• RECORDS FOR PROCESSING:

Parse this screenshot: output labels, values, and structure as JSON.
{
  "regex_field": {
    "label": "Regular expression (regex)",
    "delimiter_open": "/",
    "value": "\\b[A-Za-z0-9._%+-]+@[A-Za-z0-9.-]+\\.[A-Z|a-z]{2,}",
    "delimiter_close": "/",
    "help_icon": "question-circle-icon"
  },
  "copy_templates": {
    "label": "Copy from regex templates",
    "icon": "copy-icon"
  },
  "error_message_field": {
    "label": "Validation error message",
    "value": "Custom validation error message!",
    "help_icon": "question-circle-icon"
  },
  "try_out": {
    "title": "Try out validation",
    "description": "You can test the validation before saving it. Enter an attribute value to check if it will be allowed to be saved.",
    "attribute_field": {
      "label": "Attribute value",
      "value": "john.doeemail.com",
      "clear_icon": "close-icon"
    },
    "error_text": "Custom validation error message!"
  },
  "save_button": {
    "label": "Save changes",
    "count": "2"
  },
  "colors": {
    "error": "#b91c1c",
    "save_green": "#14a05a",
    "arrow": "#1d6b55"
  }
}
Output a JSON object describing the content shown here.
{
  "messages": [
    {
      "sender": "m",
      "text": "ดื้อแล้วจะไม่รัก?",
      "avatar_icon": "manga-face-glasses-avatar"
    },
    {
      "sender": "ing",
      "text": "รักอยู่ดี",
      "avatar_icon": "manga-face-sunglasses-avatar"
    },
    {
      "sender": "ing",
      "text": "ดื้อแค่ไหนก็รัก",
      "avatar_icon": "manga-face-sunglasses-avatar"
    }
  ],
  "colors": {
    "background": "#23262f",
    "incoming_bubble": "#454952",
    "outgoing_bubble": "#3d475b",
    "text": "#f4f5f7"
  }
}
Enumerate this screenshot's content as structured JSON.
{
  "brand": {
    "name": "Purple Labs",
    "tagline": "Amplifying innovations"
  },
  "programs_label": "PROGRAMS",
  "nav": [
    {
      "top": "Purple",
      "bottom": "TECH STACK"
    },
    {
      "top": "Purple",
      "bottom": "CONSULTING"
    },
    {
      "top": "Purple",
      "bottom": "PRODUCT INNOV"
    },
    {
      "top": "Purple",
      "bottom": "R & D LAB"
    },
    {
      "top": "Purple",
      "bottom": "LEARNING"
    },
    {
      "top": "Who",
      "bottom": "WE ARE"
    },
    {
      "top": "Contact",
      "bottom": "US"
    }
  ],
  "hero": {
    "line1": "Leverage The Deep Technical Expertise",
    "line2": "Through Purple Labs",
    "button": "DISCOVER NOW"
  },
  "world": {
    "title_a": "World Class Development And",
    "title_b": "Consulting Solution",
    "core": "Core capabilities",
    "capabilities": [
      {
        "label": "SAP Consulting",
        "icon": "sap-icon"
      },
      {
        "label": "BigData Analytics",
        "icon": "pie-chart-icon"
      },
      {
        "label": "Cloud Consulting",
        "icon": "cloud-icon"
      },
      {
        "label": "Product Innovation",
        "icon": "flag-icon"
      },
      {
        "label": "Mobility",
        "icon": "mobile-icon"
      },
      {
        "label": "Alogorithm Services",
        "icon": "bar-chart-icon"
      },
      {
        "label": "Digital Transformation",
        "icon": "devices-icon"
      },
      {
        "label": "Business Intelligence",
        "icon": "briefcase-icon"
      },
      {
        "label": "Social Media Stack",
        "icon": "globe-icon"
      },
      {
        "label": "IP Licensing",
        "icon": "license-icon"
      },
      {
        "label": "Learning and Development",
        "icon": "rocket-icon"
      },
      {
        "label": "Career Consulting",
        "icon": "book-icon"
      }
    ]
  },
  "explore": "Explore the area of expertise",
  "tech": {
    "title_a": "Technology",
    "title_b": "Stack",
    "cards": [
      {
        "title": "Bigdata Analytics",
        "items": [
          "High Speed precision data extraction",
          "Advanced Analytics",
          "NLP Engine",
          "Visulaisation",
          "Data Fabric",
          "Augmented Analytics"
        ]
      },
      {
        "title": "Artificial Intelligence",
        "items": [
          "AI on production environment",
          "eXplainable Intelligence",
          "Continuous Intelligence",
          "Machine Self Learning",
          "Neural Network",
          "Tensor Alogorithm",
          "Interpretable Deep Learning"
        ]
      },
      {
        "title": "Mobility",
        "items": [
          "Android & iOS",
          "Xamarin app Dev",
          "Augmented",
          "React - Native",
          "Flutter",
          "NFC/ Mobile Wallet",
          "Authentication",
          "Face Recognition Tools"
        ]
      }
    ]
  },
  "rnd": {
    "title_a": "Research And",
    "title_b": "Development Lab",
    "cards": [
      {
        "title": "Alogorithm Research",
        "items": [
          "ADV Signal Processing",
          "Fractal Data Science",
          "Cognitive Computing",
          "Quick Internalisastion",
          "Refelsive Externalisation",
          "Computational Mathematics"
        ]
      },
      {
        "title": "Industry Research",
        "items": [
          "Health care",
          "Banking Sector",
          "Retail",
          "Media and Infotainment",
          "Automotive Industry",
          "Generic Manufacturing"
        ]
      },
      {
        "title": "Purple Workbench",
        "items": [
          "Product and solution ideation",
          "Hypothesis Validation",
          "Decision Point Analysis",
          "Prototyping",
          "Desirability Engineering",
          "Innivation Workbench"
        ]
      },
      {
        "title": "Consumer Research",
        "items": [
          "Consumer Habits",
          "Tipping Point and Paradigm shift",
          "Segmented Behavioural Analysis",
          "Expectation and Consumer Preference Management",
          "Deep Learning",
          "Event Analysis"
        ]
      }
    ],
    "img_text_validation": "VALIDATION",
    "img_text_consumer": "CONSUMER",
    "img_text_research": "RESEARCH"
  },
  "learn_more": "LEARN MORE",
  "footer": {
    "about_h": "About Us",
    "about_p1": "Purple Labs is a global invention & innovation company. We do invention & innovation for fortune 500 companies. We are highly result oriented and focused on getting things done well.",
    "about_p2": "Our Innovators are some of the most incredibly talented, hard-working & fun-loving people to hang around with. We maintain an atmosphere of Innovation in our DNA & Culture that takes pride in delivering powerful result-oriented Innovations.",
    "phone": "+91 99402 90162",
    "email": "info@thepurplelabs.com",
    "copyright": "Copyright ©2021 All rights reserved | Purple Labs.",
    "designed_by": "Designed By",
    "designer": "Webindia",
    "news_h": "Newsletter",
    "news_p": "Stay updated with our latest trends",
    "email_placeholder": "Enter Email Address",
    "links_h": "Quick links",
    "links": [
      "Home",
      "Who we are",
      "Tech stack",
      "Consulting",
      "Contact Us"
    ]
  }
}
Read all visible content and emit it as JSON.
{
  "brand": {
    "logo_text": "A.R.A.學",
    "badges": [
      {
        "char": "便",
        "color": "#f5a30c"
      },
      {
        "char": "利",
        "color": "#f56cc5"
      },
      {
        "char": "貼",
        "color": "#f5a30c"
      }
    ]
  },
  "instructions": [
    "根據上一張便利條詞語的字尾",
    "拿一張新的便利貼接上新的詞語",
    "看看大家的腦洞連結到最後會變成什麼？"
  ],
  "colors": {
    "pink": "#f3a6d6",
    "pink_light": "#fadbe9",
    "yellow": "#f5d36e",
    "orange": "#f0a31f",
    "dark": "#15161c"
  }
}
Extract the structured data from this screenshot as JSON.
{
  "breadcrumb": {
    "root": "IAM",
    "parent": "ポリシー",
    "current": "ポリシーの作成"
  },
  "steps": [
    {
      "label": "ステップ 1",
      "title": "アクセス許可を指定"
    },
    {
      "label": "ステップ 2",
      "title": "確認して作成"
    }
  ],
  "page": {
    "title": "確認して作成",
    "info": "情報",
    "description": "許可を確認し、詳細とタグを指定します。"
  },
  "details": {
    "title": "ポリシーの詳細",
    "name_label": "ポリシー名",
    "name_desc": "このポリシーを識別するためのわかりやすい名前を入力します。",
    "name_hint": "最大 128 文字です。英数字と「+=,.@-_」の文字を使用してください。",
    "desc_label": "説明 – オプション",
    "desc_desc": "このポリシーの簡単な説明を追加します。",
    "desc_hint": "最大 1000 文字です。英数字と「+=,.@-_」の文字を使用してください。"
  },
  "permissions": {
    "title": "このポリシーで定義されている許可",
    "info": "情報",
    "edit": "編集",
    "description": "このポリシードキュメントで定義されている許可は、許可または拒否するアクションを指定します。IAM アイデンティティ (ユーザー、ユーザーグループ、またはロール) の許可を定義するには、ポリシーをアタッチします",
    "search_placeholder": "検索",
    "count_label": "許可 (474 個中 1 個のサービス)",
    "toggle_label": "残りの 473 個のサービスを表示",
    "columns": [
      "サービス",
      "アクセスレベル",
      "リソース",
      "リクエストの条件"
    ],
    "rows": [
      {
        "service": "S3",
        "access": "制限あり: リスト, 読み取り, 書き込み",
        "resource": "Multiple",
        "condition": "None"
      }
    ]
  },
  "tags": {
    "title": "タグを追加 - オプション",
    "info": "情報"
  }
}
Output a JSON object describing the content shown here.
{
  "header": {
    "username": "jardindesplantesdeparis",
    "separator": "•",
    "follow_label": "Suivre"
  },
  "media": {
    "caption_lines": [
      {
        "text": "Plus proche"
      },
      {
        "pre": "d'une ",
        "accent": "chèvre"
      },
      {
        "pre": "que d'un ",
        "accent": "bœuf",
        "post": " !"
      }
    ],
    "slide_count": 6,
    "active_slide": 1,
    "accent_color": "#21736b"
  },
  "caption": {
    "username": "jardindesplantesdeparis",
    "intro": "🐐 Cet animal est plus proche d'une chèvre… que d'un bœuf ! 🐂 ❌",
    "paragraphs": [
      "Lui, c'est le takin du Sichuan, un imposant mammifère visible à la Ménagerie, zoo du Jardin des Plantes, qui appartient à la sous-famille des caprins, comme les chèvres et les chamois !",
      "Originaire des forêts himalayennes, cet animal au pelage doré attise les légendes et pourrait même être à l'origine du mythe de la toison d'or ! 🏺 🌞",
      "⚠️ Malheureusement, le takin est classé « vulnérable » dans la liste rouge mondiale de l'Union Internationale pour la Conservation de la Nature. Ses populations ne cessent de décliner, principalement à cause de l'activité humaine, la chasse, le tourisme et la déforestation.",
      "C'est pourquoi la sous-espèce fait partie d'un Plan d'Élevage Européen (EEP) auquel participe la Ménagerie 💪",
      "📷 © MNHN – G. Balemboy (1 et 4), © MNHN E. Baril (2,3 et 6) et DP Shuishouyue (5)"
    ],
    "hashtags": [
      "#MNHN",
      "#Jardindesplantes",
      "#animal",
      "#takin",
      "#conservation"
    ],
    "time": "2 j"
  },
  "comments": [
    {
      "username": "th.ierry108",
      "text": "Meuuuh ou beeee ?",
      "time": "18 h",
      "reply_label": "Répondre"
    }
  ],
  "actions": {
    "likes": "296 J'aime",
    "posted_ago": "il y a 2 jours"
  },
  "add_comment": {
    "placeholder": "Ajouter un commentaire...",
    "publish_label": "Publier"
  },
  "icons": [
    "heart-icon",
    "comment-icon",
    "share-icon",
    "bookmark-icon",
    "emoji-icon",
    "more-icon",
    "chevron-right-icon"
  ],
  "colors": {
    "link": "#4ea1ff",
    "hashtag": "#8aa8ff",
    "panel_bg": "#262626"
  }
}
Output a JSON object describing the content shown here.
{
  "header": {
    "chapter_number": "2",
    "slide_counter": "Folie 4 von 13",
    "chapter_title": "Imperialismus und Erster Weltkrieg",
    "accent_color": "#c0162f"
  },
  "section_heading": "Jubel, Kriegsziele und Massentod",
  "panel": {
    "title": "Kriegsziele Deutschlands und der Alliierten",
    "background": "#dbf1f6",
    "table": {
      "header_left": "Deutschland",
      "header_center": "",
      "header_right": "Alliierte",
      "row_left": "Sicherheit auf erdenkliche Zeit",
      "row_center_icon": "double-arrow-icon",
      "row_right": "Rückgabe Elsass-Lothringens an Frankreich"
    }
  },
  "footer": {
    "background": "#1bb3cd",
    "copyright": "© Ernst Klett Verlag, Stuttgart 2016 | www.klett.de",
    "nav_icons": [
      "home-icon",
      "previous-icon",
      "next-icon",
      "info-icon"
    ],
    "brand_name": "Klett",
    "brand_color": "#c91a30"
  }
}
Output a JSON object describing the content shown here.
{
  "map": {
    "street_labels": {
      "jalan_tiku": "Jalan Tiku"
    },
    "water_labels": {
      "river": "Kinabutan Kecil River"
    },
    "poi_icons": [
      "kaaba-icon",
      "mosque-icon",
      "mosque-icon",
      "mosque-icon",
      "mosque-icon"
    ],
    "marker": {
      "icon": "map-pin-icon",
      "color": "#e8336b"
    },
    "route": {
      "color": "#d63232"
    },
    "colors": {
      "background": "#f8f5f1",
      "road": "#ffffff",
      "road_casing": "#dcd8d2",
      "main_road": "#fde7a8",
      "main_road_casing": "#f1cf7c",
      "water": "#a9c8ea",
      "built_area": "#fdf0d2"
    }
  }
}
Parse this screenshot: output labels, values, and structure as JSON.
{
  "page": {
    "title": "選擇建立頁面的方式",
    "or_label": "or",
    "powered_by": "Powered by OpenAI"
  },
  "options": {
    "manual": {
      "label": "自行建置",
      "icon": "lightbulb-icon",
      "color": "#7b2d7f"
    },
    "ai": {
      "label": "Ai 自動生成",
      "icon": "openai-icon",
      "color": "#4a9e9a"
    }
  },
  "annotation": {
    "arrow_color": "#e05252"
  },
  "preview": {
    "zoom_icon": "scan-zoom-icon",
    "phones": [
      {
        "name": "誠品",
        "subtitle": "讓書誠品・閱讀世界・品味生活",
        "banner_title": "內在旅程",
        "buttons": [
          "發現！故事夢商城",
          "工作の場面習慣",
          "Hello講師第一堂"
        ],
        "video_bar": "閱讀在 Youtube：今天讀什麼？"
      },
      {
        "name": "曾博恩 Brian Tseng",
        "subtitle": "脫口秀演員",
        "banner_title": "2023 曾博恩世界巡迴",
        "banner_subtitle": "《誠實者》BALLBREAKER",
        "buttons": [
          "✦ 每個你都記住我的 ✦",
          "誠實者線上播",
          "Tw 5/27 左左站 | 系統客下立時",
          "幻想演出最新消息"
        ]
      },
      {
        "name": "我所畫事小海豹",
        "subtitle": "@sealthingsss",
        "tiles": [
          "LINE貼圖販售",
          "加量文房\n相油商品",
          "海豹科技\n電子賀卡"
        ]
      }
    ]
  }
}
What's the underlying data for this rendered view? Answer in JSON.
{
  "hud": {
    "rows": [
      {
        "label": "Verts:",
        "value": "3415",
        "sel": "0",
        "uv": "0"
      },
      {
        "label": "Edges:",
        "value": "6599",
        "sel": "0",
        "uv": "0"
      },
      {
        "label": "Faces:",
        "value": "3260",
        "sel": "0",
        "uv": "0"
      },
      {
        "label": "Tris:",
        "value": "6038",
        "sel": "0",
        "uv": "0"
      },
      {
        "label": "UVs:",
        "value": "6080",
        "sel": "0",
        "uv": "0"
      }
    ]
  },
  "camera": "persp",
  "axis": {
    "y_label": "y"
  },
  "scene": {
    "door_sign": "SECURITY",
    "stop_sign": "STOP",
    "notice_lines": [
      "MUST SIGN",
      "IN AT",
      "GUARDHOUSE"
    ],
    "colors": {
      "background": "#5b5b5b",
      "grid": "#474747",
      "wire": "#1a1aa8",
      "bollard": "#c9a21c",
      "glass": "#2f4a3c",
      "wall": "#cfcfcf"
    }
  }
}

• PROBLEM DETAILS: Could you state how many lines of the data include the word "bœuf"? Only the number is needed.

• REPLY TO THE EXERCISE: 2